__Activity__.
Would you write out all of the data exactly as it appears below?

__Entries provided__.
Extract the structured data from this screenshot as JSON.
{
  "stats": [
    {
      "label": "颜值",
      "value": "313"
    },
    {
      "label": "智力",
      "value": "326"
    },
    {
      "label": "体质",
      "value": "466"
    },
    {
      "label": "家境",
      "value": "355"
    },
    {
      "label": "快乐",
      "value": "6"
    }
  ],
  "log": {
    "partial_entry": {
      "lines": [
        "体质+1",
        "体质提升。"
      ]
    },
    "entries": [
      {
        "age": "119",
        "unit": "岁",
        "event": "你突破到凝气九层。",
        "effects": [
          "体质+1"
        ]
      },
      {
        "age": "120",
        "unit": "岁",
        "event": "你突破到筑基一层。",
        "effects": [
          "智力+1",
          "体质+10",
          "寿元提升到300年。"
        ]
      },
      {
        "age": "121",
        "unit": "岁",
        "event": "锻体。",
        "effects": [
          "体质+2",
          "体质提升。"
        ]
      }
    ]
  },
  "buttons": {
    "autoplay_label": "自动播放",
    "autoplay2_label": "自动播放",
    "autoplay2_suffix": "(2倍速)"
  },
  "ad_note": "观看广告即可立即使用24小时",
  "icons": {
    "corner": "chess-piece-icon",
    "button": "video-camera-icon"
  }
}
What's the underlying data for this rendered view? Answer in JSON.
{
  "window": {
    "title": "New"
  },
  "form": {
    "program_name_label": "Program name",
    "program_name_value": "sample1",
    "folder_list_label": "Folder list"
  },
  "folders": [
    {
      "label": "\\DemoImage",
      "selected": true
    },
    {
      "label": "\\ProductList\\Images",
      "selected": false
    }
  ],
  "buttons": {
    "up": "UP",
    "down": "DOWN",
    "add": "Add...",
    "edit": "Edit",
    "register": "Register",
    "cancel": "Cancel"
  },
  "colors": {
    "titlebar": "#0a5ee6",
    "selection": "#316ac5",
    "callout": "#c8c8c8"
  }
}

__Exercise output__.
Extract the structured data from this screenshot as JSON.
{
  "stats": [
    {
      "label": "颜值",
      "value": "313"
    },
    {
      "label": "智力",
      "value": "326"
    },
    {
      "label": "体质",
      "value": "466"
    },
    {
      "label": "家境",
      "value": "355"
    },
    {
      "label": "快乐",
      "value": "6"
    }
  ],
  "log": {
    "partial_entry": {
      "lines": [
        "体质+1",
        "体质提升。"
      ]
    },
    "entries": [
      {
        "age": "119",
        "unit": "岁",
        "event": "你突破到凝气九层。",
        "effects": [
          "体质+1"
        ]
      },
      {
        "age": "120",
        "unit": "岁",
        "event": "你突破到筑基一层。",
        "effects": [
          "智力+1",
          "体质+10",
          "寿元提升到300年。"
        ]
      },
      {
        "age": "121",
        "unit": "岁",
        "event": "锻体。",
        "effects": [
          "体质+2",
          "体质提升。"
        ]
      }
    ]
  },
  "buttons": {
    "autoplay_label": "自动播放",
    "autoplay2_label": "自动播放",
    "autoplay2_suffix": "(2倍速)"
  },
  "ad_note": "观看广告即可立即使用24小时",
  "icons": {
    "corner": "chess-piece-icon",
    "button": "video-camera-icon"
  }
}
What's the underlying data for this rendered view? Answer in JSON.
{
  "window": {
    "title": "New"
  },
  "form": {
    "program_name_label": "Program name",
    "program_name_value": "sample1",
    "folder_list_label": "Folder list"
  },
  "folders": [
    {
      "label": "\\DemoImage",
      "selected": true
    },
    {
      "label": "\\ProductList\\Images",
      "selected": false
    }
  ],
  "buttons": {
    "up": "UP",
    "down": "DOWN",
    "add": "Add...",
    "edit": "Edit",
    "register": "Register",
    "cancel": "Cancel"
  },
  "colors": {
    "titlebar": "#0a5ee6",
    "selection": "#316ac5",
    "callout": "#c8c8c8"
  }
}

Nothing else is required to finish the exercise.